by Bob Mondello, National Public Radio
Published: August 29, 2008
The back story is unconventional, as is the narrator, but that doesn’t make Ye Xian any less recognizable as a modern-day Cinderella.
As her goldfish (yup, her goldfish) tells it in Year of the Fish, our pretty young Chinese heroine has arrived in the U.S. not realizing she’s been delivered into indentured servitude. Stern massage-parlor proprietress Madame Su (Tsai Chin) holds both Ye Xian’s passport and a contract that says she’ll work off her passage.
When Ye Xian (An Nguyen) balks at giving massages to men who are clearly interested in having her do more than rub their backs, she’s forced to work as the joint’s servant — scrubbing floors, doing laundry, serving Madame and the wicked step-masseuses — and left to wonder whether someday her prince might come.
As it happens, on a trip to the market — the same one where a fortuneteller gives her the chatty little goldfish — she catches a glimpse of a potential prince. He’s a handsome musician named Johnny (Ken Leung) who seems entirely capable of standing up to a New York street gang when she needs protecting, or sweeping her off her feet at a Chinese New Year’s ball — and of realizing she’s the girl for him without her ever doing anything so unsubtle as losing her shoe.
With more than its share of mysterious, quasi-magical figures offering advice from the sidelines — and a pretty but syrupy score underlining romantic sequences — Year of the Fish might easily have felt too precious for words.
But director David Kaplan keeps the story breezy and brisk, and he provides his down-to-Earth modern fairy tale with an appropriately otherworldly visual style through rotoscoping, a technique that makes sequences filmed with live actors appear to have been painted and then animated.
The technique is especially effective for shots that in conventional filming might seem transitional throwaways, lending aesthetic texture and weight to, say, a quick clasping of hands.

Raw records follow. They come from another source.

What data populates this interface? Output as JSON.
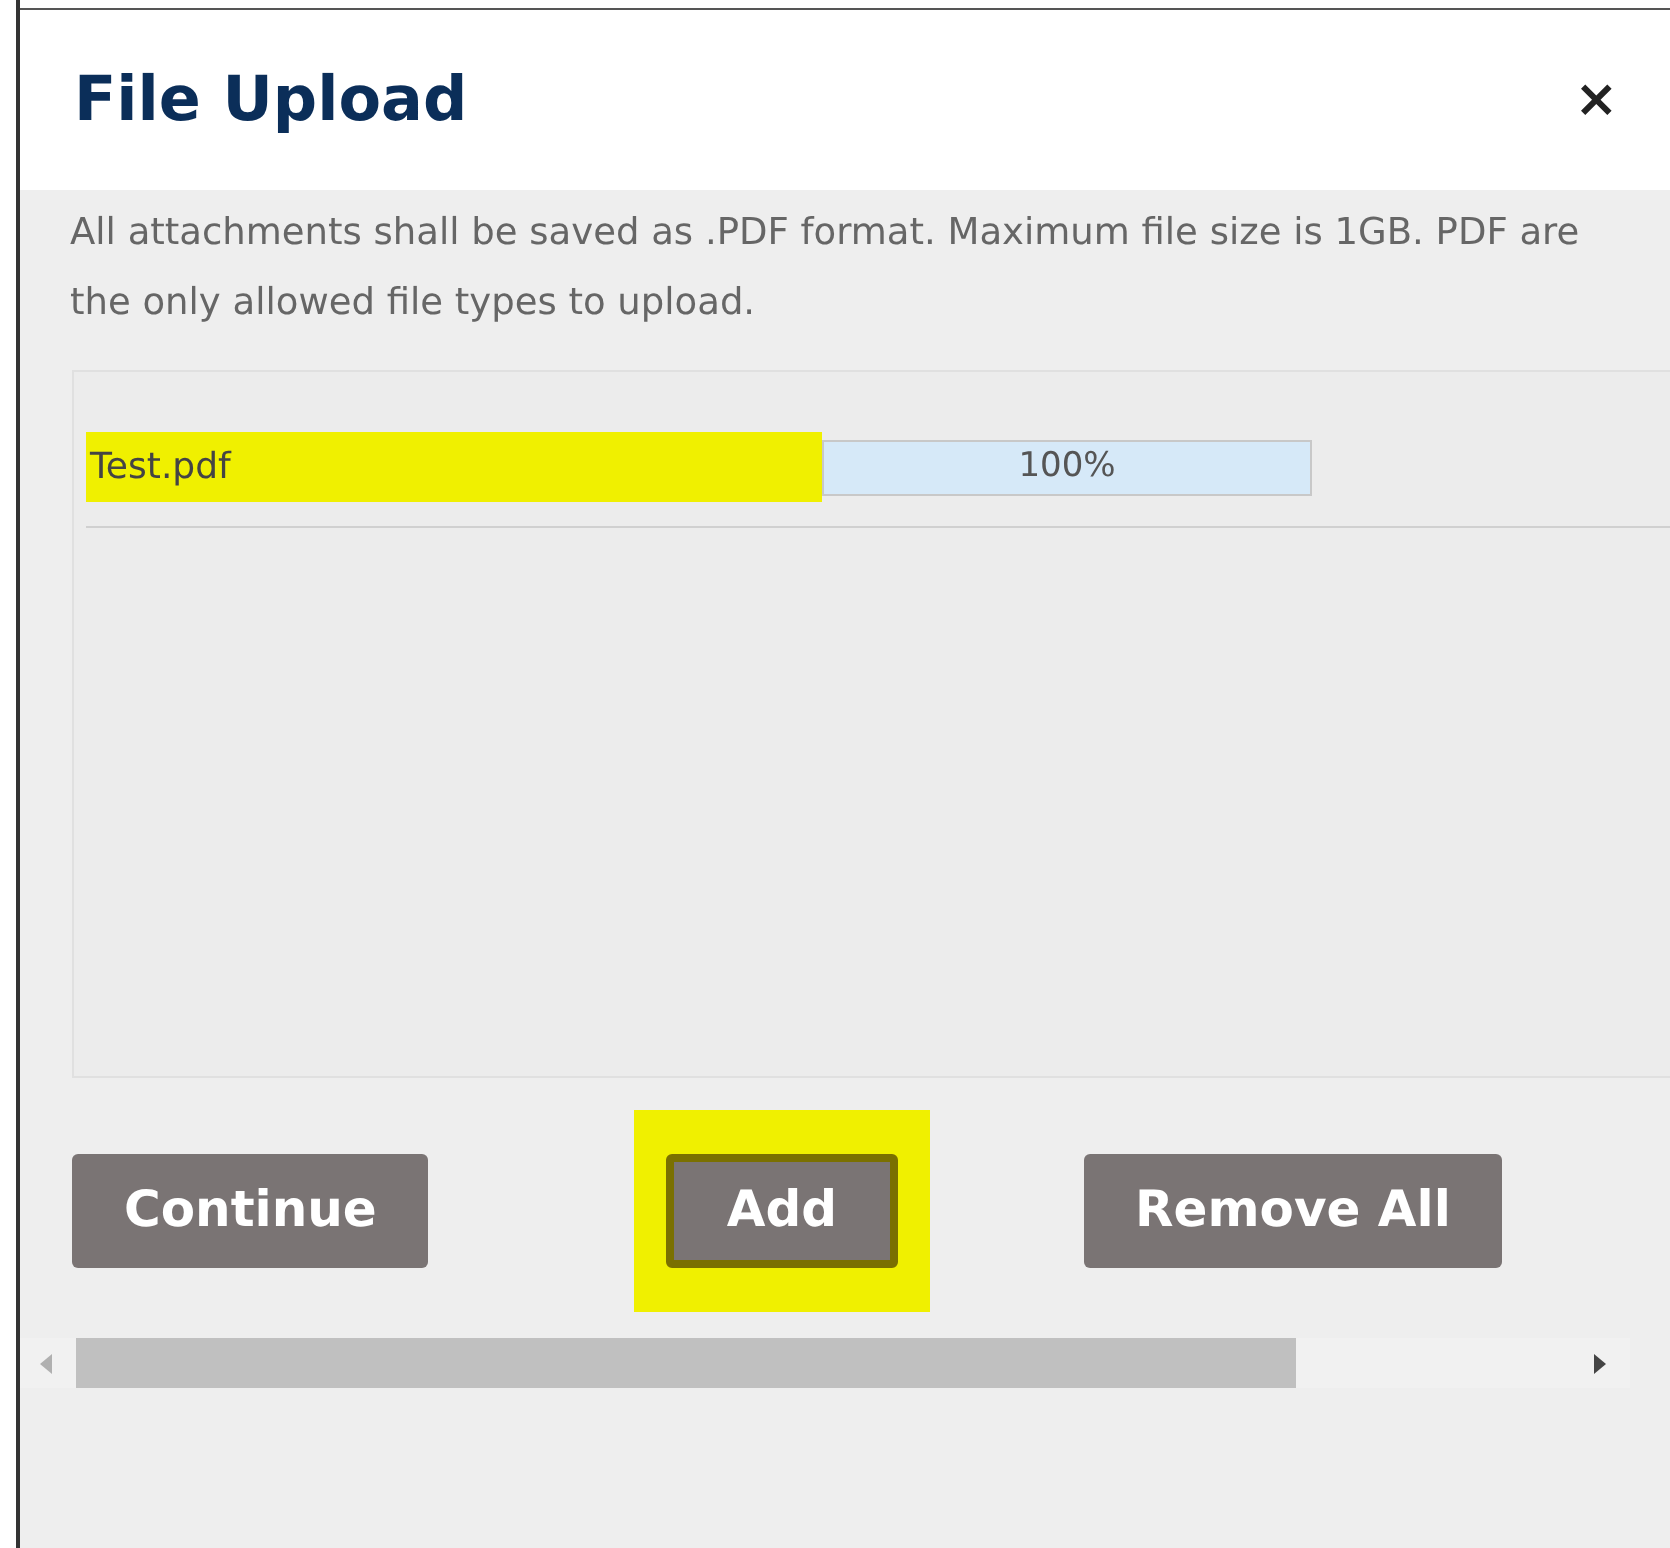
{
  "dialog": {
    "title": "File Upload",
    "close": "×"
  },
  "notice": "All attachments shall be saved as .PDF format. Maximum file size is 1GB. PDF are the only allowed file types to upload.",
  "files": [
    {
      "name": "Test.pdf",
      "highlighted": true,
      "level": 1,
      "reading": "100%"
    }
  ],
  "buttons": [
    {
      "label": "Continue",
      "highlighted": false
    },
    {
      "label": "Add",
      "highlighted": true
    },
    {
      "label": "Remove All",
      "highlighted": false
    }
  ]
}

And if it’s less suited to the depiction of conventional domestic scenes, it comes back into its own during a festive parade through Chinatown, complete with a blocklong paper dragon that appears to have leapt directly from a painted Chinese screen onto the silver screen.